  download them, please see here:



  If you use this program and/or the NMTv2, CHARM or ARM in your work,
  please cite the following:

  + Jung B, Taylor PA, Seidlitz PA, Sponheim C, Perkins P,
    Ungerleider LG, Glen DR, Messinger A (2021).
    A Comprehensive Macaque FMRI Pipeline and Hierarchical Atlas.
    NeuroImage 235:117997.

  + Saad ZS, Glen DR, Chen G, Beauchamp MS, Desai R, Cox RW (2009). A
    new method for improving functional-to-structural MRI alignment
    using local Pearson correlation. Neuroimage 44 839–848. doi:

  If you use the SARM or ARM atlas, please cite the following:

    R. Hartig, D. Glen, B. Jung, N.K. Logothetis, G. Paxinos,
    E.A. Garza-Villarreal, A. Messinger, H. Evrard (2021). The
    Subcortical Atlas of the Rhesus Macaque (SARM) for
    Neuroimaging. NeuroImage 235:117996.

  If you use the D99 atlas (warped to the NMT v2 in this
  repository), please cite the following:

    C. Reveley, A. Gruslys, F.Q. Ye, D. Glen, J. Samaha, B.E. Russ,
    Z. Saad, A.K.  Seth, D.A. Leopold, K.S. Saleem (2017).
    Three-Dimensional Digital Template Atlas of the Macaque
    Brain. Cereb. Cortex 27:4463-4477.

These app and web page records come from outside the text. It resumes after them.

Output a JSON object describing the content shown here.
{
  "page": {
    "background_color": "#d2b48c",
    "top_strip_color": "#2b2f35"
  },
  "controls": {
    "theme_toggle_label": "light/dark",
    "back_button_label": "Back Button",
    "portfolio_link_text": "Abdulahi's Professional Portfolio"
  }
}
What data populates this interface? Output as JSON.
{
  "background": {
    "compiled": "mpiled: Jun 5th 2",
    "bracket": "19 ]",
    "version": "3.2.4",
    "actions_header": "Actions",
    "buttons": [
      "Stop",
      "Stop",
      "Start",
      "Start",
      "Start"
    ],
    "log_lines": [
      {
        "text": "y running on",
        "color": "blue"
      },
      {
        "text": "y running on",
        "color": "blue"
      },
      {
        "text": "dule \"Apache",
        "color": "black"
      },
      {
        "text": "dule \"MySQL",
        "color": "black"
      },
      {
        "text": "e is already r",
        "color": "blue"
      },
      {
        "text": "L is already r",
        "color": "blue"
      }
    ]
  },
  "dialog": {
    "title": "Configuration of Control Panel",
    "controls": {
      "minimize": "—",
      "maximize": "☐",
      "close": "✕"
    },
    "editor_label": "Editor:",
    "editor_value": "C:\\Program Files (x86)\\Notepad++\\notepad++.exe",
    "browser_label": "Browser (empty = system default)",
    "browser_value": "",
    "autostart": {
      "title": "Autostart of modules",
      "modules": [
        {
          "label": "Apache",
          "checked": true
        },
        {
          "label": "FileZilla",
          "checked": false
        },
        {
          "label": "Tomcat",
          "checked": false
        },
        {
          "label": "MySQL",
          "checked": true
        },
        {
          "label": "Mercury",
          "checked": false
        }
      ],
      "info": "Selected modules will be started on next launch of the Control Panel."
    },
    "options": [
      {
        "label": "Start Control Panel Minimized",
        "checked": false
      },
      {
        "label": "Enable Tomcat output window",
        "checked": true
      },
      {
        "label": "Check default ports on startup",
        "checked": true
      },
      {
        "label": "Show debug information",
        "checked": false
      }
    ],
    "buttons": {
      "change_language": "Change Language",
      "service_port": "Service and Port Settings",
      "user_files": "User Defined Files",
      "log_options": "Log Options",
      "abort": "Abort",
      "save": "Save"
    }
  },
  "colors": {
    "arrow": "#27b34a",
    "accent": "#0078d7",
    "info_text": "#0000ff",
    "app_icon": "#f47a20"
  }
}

This program has been written (and rewritten!) by D Glen and PA Taylor
(SSCC, NIMH, NIH, USA), with many helpful contributions and
suggestions from B Jung and A Messinger.